Task goal ▸
Could you find each line of the data below that contains the word "screenshot" and copy those lines?

========================================================================

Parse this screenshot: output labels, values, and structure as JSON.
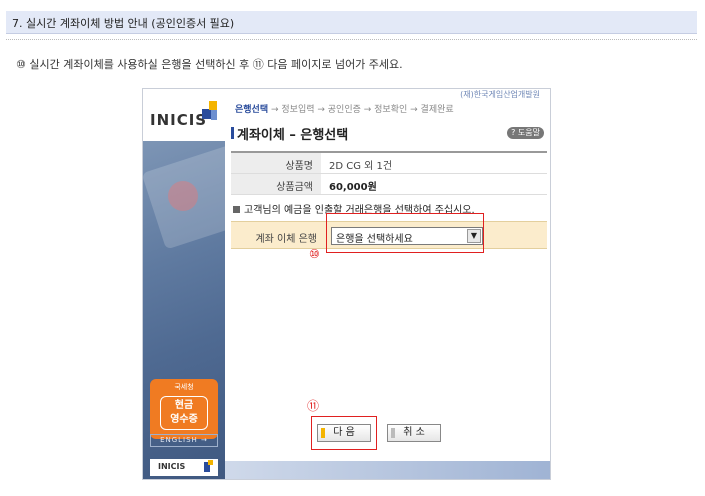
{
  "section": {
    "title": "7. 실시간 계좌이체 방법 안내 (공인인증서 필요)"
  },
  "instruction": "⑩ 실시간 계좌이체를 사용하실 은행을 선택하신 후 ⑪ 다음 페이지로 넘어가 주세요.",
  "screenshot": {
    "logo": "INICIS",
    "company": "(재)한국게임산업개발원",
    "steps": {
      "active": "은행선택",
      "rest": " → 정보입력 → 공인인증 → 정보확인 → 결제완료"
    },
    "page_title": "계좌이체 – 은행선택",
    "help_label": "? 도움말",
    "product": {
      "name_label": "상품명",
      "name_value": "2D CG 외 1건",
      "amount_label": "상품금액",
      "amount_value": "60,000원"
    },
    "notice": "고객님의 예금을 인출할 거래은행을 선택하여 주십시오.",
    "bank": {
      "label": "계좌 이체 은행",
      "selected": "은행을 선택하세요"
    },
    "marker_10": "⑩",
    "marker_11": "⑪",
    "next_button": "다 음",
    "cancel_button": "취 소",
    "receipt": {
      "top": "국세청",
      "line1": "현금",
      "line2": "영수증"
    },
    "english_button": "ENGLISH →",
    "mini_logo": "INICIS"
  },
  "colors": {
    "accent": "#2a4c9c",
    "highlight": "#e02020",
    "receipt_orange": "#f07b22",
    "header_bg": "#e3e9f7"
  }
}
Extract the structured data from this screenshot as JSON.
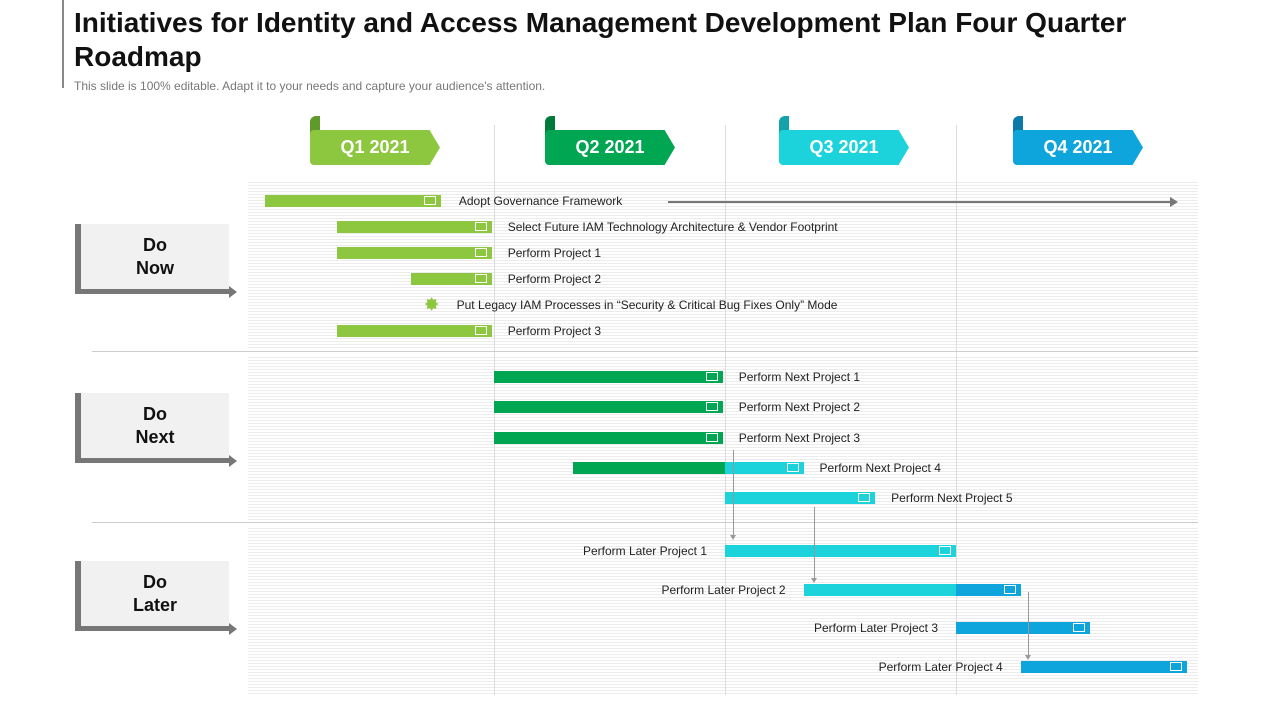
{
  "title": "Initiatives for Identity and Access Management Development Plan Four Quarter Roadmap",
  "subtitle": "This slide is 100% editable. Adapt it to your needs and capture your audience's attention.",
  "colors": {
    "q1": "#8dc63f",
    "q2": "#00a651",
    "q3": "#1cd3dc",
    "q4": "#0ea5dc"
  },
  "quarters": [
    "Q1 2021",
    "Q2 2021",
    "Q3 2021",
    "Q4 2021"
  ],
  "categories": [
    "Do\nNow",
    "Do\nNext",
    "Do\nLater"
  ],
  "chart_data": {
    "type": "gantt",
    "x_unit": "quarter index (0 = start of Q1 2021)",
    "tasks": [
      {
        "label": "Adopt Governance Framework",
        "segments": [
          [
            0.01,
            0.77,
            "q1"
          ]
        ],
        "label_side": "right",
        "arrow_to_end": true
      },
      {
        "label": "Select Future IAM Technology Architecture & Vendor Footprint",
        "segments": [
          [
            0.32,
            0.99,
            "q1"
          ]
        ],
        "label_side": "right"
      },
      {
        "label": "Perform Project 1",
        "segments": [
          [
            0.32,
            0.99,
            "q1"
          ]
        ],
        "label_side": "right"
      },
      {
        "label": "Perform Project 2",
        "segments": [
          [
            0.64,
            0.99,
            "q1"
          ]
        ],
        "label_side": "right"
      },
      {
        "label": "Put Legacy IAM Processes in “Security & Critical Bug Fixes Only” Mode",
        "milestone": 0.73,
        "segments": [],
        "label_side": "right"
      },
      {
        "label": "Perform Project 3",
        "segments": [
          [
            0.32,
            0.99,
            "q1"
          ]
        ],
        "label_side": "right"
      },
      {
        "label": "Perform Next  Project 1",
        "segments": [
          [
            1.0,
            1.99,
            "q2"
          ]
        ],
        "label_side": "right"
      },
      {
        "label": "Perform Next  Project 2",
        "segments": [
          [
            1.0,
            1.99,
            "q2"
          ]
        ],
        "label_side": "right"
      },
      {
        "label": "Perform Next  Project 3",
        "segments": [
          [
            1.0,
            1.99,
            "q2"
          ]
        ],
        "label_side": "right"
      },
      {
        "label": "Perform Next  Project 4",
        "segments": [
          [
            1.34,
            2.0,
            "q2"
          ],
          [
            2.0,
            2.34,
            "q3"
          ]
        ],
        "label_side": "right"
      },
      {
        "label": "Perform Next Project 5",
        "segments": [
          [
            2.0,
            2.65,
            "q3"
          ]
        ],
        "label_side": "right"
      },
      {
        "label": "Perform Later  Project 1",
        "segments": [
          [
            2.0,
            3.0,
            "q3"
          ]
        ],
        "label_side": "left"
      },
      {
        "label": "Perform Later  Project 2",
        "segments": [
          [
            2.34,
            3.0,
            "q3"
          ],
          [
            3.0,
            3.28,
            "q4"
          ]
        ],
        "label_side": "left"
      },
      {
        "label": "Perform Later  Project 3",
        "segments": [
          [
            3.0,
            3.58,
            "q4"
          ]
        ],
        "label_side": "left"
      },
      {
        "label": "Perform Later  Project 4",
        "segments": [
          [
            3.28,
            4.0,
            "q4"
          ]
        ],
        "label_side": "left"
      }
    ]
  }
}
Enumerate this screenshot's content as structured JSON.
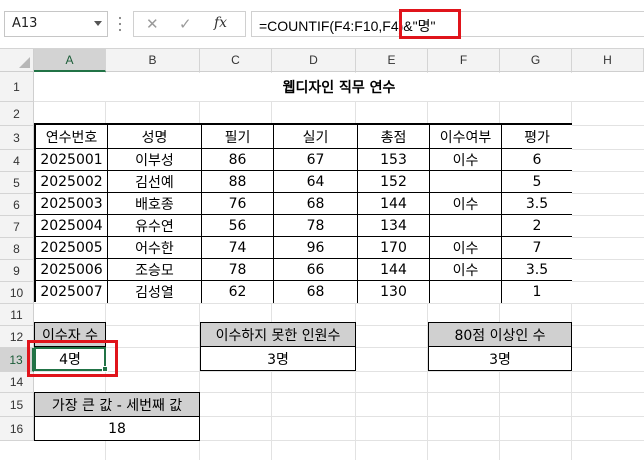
{
  "formula_bar": {
    "name_box": "A13",
    "cancel_icon": "✕",
    "enter_icon": "✓",
    "fx_label": "fx",
    "formula": "=COUNTIF(F4:F10,F4)&\"명\""
  },
  "columns": [
    "A",
    "B",
    "C",
    "D",
    "E",
    "F",
    "G",
    "H"
  ],
  "rows": [
    "1",
    "2",
    "3",
    "4",
    "5",
    "6",
    "7",
    "8",
    "9",
    "10",
    "11",
    "12",
    "13",
    "14",
    "15",
    "16"
  ],
  "sheet": {
    "title": "웹디자인 직무 연수",
    "headers": [
      "연수번호",
      "성명",
      "필기",
      "실기",
      "총점",
      "이수여부",
      "평가"
    ],
    "records": [
      [
        "2025001",
        "이부성",
        "86",
        "67",
        "153",
        "이수",
        "6"
      ],
      [
        "2025002",
        "김선예",
        "88",
        "64",
        "152",
        "",
        "5"
      ],
      [
        "2025003",
        "배호종",
        "76",
        "68",
        "144",
        "이수",
        "3.5"
      ],
      [
        "2025004",
        "유수연",
        "56",
        "78",
        "134",
        "",
        "2"
      ],
      [
        "2025005",
        "어수한",
        "74",
        "96",
        "170",
        "이수",
        "7"
      ],
      [
        "2025006",
        "조승모",
        "78",
        "66",
        "144",
        "이수",
        "3.5"
      ],
      [
        "2025007",
        "김성열",
        "62",
        "68",
        "130",
        "",
        "1"
      ]
    ],
    "summary": {
      "completers_label": "이수자 수",
      "completers_value": "4명",
      "non_completers_label": "이수하지 못한 인원수",
      "non_completers_value": "3명",
      "over80_label": "80점 이상인 수",
      "over80_value": "3명",
      "diff_label": "가장 큰 값 - 세번째 값",
      "diff_value": "18"
    }
  },
  "colors": {
    "selection": "#217346",
    "highlight": "#e0141b",
    "header_fill": "#d0d0d0"
  }
}
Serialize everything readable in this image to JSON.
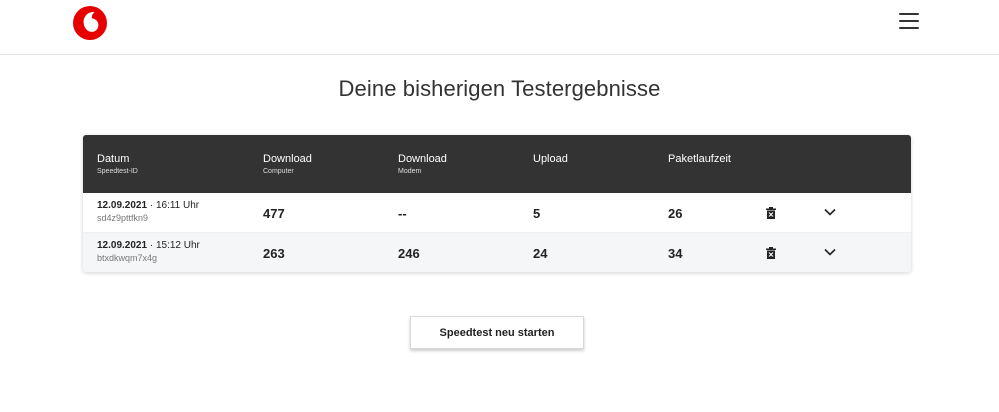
{
  "page": {
    "title": "Deine bisherigen Testergebnisse"
  },
  "brand": {
    "accent_color": "#e60000",
    "logo_icon": "vodafone-logo-icon"
  },
  "header": {
    "menu_icon": "hamburger-menu-icon"
  },
  "table": {
    "columns": [
      {
        "label": "Datum",
        "sub": "Speedtest-ID"
      },
      {
        "label": "Download",
        "sub": "Computer"
      },
      {
        "label": "Download",
        "sub": "Modem"
      },
      {
        "label": "Upload",
        "sub": ""
      },
      {
        "label": "Paketlaufzeit",
        "sub": ""
      }
    ],
    "rows": [
      {
        "date": "12.09.2021",
        "time": "· 16:11 Uhr",
        "test_id": "sd4z9pttfkn9",
        "download_computer": "477",
        "download_modem": "--",
        "upload": "5",
        "ping": "26",
        "delete_icon": "trash-icon",
        "expand_icon": "chevron-down-icon"
      },
      {
        "date": "12.09.2021",
        "time": "· 15:12 Uhr",
        "test_id": "btxdkwqm7x4g",
        "download_computer": "263",
        "download_modem": "246",
        "upload": "24",
        "ping": "34",
        "delete_icon": "trash-icon",
        "expand_icon": "chevron-down-icon"
      }
    ]
  },
  "actions": {
    "restart_label": "Speedtest neu starten"
  }
}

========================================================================

Exercise response ▸
Parse this screenshot: output labels, values, and structure as JSON.
  "screenshot": {
Extract the structured data from this screenshot as JSON.
Enumerate this screenshot's content as structured JSON.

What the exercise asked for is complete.